This appendix describes additional information on migrating your messaging platform to Sun Java System Communications Services.
When performing a messaging migration, no migration tool has access to the low-level interfaces of the stored mail messages. This becomes problematic when dealing with a message that has multiple recipients and thus might be stored multiple times in the mail storage.
If the messaging system supports it, you would want to store just a single copy of the message, and then through pointers, enable the multiple recipients to reference that single copy, thus reducing overall storage need. That is, you don't need to store a duplicate copy of the message for each recipient. Both Microsoft Exchange and Sun Java System Messaging Server support this single-copy storage scheme.
Statistics show that a typical multiplication factor for a message store in a corporate environment is between five and ten. Obviously, you do not want to increase your message store during a migration from 500 GB to 5 TB of disk space because of this issue.
Note that this issue is faced by all migrations, and does not uniquely apply to Sun. What Sun states is that this is a “non-problem” when migrating to the Sun Java System Communications Services platform. Though one cannot compare directly the message store models of Microsoft Exchange and Sun Java System Communications Services, you only need an equivalently sized storage for the migration.
Figure 1 illustrates the idea of the single-copy message store.
The figure shows that only a single copy of any message is saved in the store as a single file. All other instances of that message (for example, when a message is sent to multiple mailboxes) are stored as links to that copy.
The problem that a migration is faced with in making sure that storage expansion does not occur as it copies these messages to the target platform is illustrated in Figure 2.
To prevent storage expansion from happening, Messaging Server contains a relinker feature to remove excess message copies, and instead, use hard links to a single copy of the message. Figure 3 illustrates how the relinker works.
You can enable this feature in real-time or run it as a separate command-line utility. The relinker enables you to identify those messages that are identical and to relink them in the store.
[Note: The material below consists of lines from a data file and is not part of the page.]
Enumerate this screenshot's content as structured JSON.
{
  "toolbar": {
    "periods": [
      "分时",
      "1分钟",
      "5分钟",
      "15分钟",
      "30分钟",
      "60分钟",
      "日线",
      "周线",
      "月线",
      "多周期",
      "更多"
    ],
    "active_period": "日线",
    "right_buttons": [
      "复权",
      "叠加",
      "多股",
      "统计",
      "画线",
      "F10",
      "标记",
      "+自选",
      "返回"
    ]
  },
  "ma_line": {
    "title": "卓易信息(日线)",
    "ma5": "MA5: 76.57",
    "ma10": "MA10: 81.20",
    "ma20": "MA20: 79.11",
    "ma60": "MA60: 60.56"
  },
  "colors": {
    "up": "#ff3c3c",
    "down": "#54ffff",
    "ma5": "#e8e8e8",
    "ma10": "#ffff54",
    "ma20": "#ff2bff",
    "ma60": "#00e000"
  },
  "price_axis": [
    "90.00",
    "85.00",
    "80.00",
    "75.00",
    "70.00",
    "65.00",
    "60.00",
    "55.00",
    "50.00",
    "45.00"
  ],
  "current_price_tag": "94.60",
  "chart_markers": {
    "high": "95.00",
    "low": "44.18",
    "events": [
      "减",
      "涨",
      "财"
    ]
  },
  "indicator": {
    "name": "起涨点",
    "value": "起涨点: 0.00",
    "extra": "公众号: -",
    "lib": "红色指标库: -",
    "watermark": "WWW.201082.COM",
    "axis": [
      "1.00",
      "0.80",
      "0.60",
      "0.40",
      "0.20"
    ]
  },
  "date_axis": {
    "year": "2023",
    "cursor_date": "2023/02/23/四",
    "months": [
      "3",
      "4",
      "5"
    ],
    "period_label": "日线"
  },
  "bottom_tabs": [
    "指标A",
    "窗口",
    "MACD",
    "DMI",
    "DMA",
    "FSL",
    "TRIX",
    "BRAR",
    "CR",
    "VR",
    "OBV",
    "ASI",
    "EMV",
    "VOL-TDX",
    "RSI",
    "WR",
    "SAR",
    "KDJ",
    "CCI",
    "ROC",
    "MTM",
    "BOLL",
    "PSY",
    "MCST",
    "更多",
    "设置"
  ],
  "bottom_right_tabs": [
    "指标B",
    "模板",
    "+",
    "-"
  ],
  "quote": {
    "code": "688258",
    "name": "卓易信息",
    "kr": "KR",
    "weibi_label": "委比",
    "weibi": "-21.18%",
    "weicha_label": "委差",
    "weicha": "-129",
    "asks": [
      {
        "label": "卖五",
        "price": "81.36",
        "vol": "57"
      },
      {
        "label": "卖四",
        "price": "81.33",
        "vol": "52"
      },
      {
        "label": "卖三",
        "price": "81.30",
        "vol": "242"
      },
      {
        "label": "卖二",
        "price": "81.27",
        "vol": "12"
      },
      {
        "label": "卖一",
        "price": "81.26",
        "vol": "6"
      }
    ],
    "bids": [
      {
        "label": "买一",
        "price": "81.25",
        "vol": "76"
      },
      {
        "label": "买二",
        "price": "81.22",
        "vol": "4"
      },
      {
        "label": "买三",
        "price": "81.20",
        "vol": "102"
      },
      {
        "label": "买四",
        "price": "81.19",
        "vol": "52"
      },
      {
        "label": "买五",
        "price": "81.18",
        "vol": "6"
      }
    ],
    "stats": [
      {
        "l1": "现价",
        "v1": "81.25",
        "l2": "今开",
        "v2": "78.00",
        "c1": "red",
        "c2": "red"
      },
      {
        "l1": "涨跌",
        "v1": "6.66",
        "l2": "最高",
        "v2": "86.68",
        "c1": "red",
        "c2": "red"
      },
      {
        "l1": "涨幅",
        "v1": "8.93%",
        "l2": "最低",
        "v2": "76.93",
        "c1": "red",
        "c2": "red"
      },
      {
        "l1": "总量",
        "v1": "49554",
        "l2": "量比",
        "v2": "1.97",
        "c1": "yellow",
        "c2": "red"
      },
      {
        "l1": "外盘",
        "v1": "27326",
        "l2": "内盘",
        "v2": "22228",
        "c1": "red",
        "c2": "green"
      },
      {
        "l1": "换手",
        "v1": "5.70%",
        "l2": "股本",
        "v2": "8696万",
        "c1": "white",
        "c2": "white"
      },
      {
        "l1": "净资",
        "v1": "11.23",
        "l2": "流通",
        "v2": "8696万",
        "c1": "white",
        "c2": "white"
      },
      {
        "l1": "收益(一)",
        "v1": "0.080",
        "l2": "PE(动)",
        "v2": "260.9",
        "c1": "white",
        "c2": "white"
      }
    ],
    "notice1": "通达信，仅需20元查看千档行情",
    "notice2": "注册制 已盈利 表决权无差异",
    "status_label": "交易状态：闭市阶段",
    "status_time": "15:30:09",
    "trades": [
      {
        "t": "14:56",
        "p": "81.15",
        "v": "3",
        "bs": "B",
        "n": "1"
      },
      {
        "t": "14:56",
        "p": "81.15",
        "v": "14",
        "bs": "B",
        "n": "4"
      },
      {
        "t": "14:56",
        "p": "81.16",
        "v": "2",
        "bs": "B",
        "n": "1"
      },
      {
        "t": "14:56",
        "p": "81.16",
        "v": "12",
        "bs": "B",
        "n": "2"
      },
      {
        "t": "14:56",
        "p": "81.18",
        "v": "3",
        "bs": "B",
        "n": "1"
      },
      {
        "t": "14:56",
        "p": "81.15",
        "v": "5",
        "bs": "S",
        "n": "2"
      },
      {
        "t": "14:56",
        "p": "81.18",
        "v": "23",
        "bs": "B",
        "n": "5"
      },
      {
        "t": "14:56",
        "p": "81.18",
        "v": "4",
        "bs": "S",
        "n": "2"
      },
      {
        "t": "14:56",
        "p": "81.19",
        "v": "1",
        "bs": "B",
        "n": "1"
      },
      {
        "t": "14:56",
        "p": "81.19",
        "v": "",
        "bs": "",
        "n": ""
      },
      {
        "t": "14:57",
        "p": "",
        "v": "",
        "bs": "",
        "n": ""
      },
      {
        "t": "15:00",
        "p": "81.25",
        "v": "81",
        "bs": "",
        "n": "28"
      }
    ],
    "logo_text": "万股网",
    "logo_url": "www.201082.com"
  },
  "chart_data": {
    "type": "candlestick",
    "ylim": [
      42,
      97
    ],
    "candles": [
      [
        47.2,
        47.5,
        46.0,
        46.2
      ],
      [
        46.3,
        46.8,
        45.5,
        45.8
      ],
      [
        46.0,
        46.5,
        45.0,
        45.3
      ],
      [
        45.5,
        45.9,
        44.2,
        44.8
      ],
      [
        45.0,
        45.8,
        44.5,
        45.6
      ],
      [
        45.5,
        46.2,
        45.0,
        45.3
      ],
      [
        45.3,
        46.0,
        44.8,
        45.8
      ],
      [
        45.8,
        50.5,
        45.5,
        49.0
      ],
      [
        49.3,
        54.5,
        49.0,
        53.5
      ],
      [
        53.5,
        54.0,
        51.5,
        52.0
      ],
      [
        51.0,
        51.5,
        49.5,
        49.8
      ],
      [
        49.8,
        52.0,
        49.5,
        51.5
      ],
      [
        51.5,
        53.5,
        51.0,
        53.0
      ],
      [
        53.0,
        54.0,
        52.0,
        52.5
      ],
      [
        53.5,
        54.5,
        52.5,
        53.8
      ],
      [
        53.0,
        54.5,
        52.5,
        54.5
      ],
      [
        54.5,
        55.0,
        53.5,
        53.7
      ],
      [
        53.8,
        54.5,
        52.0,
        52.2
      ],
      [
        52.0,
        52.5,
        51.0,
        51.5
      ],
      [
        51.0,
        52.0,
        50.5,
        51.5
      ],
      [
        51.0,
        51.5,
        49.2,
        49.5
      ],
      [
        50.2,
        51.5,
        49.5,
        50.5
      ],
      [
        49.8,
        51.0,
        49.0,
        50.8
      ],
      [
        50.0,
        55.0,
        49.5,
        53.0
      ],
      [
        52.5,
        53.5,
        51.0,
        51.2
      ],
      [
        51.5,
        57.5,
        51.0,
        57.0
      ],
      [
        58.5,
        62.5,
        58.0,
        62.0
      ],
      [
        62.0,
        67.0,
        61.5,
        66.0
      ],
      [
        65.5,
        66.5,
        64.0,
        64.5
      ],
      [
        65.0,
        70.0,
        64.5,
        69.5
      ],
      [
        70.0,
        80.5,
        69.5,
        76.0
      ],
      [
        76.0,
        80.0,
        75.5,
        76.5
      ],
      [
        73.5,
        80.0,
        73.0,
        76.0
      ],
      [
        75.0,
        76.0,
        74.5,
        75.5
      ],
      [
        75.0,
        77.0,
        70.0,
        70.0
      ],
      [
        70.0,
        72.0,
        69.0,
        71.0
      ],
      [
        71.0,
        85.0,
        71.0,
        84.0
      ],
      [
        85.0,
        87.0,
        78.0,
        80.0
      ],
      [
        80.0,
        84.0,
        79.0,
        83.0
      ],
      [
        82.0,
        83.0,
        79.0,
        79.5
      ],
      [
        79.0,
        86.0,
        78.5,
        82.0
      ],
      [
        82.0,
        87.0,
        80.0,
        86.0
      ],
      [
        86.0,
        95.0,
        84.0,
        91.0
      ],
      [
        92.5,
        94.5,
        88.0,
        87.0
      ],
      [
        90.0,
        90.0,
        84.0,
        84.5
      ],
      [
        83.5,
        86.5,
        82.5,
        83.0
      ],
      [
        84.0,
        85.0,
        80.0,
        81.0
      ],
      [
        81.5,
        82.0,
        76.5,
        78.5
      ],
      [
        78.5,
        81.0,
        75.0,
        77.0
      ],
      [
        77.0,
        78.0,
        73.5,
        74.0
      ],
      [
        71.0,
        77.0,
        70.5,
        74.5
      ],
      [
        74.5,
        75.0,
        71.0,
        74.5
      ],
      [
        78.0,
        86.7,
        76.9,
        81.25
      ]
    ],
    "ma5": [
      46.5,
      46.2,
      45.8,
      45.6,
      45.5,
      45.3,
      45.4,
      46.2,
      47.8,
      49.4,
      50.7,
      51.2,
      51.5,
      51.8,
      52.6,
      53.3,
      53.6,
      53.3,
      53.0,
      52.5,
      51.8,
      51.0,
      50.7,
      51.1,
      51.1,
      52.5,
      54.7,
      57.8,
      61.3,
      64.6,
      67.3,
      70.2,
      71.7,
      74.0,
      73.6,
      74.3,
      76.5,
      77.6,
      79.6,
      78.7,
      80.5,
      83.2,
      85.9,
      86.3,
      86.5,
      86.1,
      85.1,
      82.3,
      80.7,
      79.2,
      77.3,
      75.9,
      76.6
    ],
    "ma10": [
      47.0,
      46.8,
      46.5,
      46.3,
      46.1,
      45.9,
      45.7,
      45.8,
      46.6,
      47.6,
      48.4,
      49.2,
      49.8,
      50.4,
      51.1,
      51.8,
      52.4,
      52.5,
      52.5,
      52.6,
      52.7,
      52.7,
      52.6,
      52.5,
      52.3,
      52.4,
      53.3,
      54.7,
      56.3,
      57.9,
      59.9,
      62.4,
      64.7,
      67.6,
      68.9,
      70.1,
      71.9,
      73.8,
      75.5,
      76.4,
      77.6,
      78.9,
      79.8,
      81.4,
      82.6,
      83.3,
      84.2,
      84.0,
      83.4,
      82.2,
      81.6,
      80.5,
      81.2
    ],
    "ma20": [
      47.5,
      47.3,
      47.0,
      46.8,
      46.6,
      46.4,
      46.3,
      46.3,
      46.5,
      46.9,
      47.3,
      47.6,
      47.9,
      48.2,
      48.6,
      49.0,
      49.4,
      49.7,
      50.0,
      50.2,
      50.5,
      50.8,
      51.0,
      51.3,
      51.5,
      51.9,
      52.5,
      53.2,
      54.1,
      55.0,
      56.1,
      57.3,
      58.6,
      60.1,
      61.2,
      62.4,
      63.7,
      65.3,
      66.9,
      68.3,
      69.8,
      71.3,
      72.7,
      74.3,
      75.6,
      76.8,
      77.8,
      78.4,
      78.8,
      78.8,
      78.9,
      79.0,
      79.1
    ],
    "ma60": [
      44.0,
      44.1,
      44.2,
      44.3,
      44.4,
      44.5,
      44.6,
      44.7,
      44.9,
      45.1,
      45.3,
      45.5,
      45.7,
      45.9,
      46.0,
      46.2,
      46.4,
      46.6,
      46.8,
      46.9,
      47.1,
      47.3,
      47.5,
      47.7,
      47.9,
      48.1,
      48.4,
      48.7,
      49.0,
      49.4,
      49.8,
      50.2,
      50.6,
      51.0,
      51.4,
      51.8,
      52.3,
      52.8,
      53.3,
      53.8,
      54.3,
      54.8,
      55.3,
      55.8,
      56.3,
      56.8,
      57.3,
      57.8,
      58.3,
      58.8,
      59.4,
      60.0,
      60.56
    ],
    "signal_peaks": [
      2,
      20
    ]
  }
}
In this way, you do not need to increase your storage requirements for your messaging service.
For more information on this topic, and on the Messaging Server relinker, see Relinker Theory of Operations in Sun Java System Messaging Server 6 2005Q4 Administration Guide.